(Element data from apps and pages)
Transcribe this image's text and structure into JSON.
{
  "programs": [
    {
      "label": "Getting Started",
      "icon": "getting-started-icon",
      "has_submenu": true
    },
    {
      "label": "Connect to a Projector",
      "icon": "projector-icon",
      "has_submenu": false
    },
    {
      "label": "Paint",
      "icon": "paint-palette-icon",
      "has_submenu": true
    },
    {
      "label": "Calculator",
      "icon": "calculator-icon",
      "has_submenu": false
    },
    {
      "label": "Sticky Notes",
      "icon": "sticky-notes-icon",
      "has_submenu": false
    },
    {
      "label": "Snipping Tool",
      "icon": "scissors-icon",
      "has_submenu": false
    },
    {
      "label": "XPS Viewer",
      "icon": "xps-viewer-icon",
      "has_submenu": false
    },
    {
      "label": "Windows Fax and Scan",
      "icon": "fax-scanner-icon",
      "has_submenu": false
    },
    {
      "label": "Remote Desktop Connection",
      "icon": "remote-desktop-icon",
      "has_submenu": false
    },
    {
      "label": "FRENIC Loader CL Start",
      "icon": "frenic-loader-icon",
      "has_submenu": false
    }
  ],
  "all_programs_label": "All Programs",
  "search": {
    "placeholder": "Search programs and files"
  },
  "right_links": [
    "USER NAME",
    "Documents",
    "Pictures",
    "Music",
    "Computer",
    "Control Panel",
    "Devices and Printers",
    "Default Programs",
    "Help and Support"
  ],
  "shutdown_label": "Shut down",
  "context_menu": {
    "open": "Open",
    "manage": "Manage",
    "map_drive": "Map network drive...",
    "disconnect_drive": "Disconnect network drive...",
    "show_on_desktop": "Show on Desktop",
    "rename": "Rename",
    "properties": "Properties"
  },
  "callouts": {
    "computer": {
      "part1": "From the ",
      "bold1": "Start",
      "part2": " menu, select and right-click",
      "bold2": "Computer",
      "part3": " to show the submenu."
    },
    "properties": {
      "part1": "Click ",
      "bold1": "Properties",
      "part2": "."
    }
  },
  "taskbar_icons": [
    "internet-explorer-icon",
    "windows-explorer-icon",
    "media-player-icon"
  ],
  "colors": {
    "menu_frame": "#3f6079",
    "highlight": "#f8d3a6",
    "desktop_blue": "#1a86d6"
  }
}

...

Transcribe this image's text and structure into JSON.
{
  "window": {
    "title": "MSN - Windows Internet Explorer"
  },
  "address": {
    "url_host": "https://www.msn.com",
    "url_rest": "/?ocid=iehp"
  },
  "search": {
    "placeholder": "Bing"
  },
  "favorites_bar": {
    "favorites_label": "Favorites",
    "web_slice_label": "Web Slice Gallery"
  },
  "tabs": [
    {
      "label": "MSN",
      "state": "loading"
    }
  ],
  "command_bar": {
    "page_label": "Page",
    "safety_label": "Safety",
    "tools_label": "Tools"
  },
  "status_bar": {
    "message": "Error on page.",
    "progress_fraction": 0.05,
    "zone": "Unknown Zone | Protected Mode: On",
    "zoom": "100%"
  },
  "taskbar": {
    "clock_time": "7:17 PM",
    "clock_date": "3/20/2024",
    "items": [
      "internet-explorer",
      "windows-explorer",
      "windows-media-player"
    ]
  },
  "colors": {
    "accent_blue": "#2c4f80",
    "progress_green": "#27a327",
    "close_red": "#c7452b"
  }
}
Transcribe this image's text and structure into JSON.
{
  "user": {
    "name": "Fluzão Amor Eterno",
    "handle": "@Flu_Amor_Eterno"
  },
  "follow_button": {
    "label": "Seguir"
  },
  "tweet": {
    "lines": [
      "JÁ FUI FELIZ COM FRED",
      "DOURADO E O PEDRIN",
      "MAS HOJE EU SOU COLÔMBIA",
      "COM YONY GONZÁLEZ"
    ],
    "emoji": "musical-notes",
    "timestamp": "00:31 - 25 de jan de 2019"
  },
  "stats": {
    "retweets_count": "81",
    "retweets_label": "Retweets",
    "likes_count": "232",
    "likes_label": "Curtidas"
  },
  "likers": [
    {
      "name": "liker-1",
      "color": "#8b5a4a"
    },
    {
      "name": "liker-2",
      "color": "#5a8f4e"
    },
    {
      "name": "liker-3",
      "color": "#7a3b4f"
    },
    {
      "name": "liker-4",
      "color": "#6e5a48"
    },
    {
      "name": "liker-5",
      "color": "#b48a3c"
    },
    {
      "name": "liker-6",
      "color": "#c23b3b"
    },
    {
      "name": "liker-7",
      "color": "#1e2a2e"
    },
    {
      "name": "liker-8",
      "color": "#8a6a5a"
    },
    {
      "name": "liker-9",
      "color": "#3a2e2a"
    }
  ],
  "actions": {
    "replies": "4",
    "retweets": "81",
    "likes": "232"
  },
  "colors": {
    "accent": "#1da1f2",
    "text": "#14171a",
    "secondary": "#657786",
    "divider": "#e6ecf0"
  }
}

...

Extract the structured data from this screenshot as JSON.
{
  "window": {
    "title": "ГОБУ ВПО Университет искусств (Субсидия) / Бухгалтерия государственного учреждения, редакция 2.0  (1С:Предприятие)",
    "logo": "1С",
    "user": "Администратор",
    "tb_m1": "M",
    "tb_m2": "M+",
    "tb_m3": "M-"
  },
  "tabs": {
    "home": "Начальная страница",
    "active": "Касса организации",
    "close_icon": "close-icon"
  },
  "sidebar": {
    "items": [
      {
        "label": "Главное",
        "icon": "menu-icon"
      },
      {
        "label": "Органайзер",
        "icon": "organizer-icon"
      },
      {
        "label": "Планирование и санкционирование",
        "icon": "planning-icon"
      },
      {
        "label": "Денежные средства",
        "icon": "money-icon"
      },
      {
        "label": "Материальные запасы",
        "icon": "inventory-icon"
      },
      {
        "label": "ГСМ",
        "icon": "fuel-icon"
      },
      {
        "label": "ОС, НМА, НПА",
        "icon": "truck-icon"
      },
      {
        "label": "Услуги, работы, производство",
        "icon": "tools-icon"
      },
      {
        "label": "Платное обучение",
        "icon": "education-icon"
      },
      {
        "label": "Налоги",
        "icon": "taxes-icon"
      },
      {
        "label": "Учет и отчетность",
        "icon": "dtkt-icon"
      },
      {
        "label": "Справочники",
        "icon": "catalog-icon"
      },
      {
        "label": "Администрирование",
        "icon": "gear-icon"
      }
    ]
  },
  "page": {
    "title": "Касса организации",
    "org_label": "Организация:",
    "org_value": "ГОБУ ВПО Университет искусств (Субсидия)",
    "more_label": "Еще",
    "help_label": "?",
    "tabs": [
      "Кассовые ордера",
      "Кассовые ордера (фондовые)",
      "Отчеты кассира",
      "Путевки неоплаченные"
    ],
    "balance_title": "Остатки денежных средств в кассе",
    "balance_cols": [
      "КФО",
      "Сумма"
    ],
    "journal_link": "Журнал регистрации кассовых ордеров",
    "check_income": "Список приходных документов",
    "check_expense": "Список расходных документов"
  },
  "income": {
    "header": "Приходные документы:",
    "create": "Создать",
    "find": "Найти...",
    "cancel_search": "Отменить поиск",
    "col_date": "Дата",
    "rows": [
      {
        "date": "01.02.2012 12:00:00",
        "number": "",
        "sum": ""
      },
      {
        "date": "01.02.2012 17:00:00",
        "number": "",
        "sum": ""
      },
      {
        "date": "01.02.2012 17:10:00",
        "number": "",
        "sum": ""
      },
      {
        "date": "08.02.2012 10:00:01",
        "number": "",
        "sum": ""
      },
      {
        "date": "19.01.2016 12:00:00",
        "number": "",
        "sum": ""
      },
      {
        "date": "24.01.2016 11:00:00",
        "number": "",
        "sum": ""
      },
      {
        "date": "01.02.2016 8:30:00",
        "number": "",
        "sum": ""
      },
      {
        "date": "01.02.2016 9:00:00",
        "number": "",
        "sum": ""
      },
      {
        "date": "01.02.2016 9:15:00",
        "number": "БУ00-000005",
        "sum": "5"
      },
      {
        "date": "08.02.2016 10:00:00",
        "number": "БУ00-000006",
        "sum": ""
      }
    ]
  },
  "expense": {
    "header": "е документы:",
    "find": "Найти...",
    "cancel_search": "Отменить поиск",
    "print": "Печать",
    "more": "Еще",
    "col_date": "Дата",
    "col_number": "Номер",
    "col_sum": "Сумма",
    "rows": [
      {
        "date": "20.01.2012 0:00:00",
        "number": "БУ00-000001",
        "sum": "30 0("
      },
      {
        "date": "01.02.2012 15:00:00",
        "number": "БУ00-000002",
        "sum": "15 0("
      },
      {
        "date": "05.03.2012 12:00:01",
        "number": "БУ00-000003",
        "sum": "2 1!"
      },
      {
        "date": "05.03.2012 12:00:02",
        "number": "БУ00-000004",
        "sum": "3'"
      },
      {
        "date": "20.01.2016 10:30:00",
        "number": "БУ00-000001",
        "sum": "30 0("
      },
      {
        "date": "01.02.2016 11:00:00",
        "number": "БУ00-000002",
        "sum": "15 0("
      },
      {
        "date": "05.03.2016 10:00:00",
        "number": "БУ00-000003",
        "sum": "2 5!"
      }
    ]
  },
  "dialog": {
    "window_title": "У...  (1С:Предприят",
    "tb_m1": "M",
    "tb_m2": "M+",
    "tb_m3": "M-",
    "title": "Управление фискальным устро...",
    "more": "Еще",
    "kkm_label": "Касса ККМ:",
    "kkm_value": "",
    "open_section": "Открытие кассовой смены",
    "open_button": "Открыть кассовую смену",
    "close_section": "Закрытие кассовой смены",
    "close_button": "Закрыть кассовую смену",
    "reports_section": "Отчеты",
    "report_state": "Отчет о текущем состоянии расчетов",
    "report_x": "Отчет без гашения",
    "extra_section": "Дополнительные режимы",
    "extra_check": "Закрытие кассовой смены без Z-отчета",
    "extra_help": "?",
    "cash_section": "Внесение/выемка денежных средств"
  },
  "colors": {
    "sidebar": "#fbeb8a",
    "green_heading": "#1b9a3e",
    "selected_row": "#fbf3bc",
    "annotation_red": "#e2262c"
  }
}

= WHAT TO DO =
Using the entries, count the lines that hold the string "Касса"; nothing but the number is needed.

= RESULT FOR THIS TASK =
3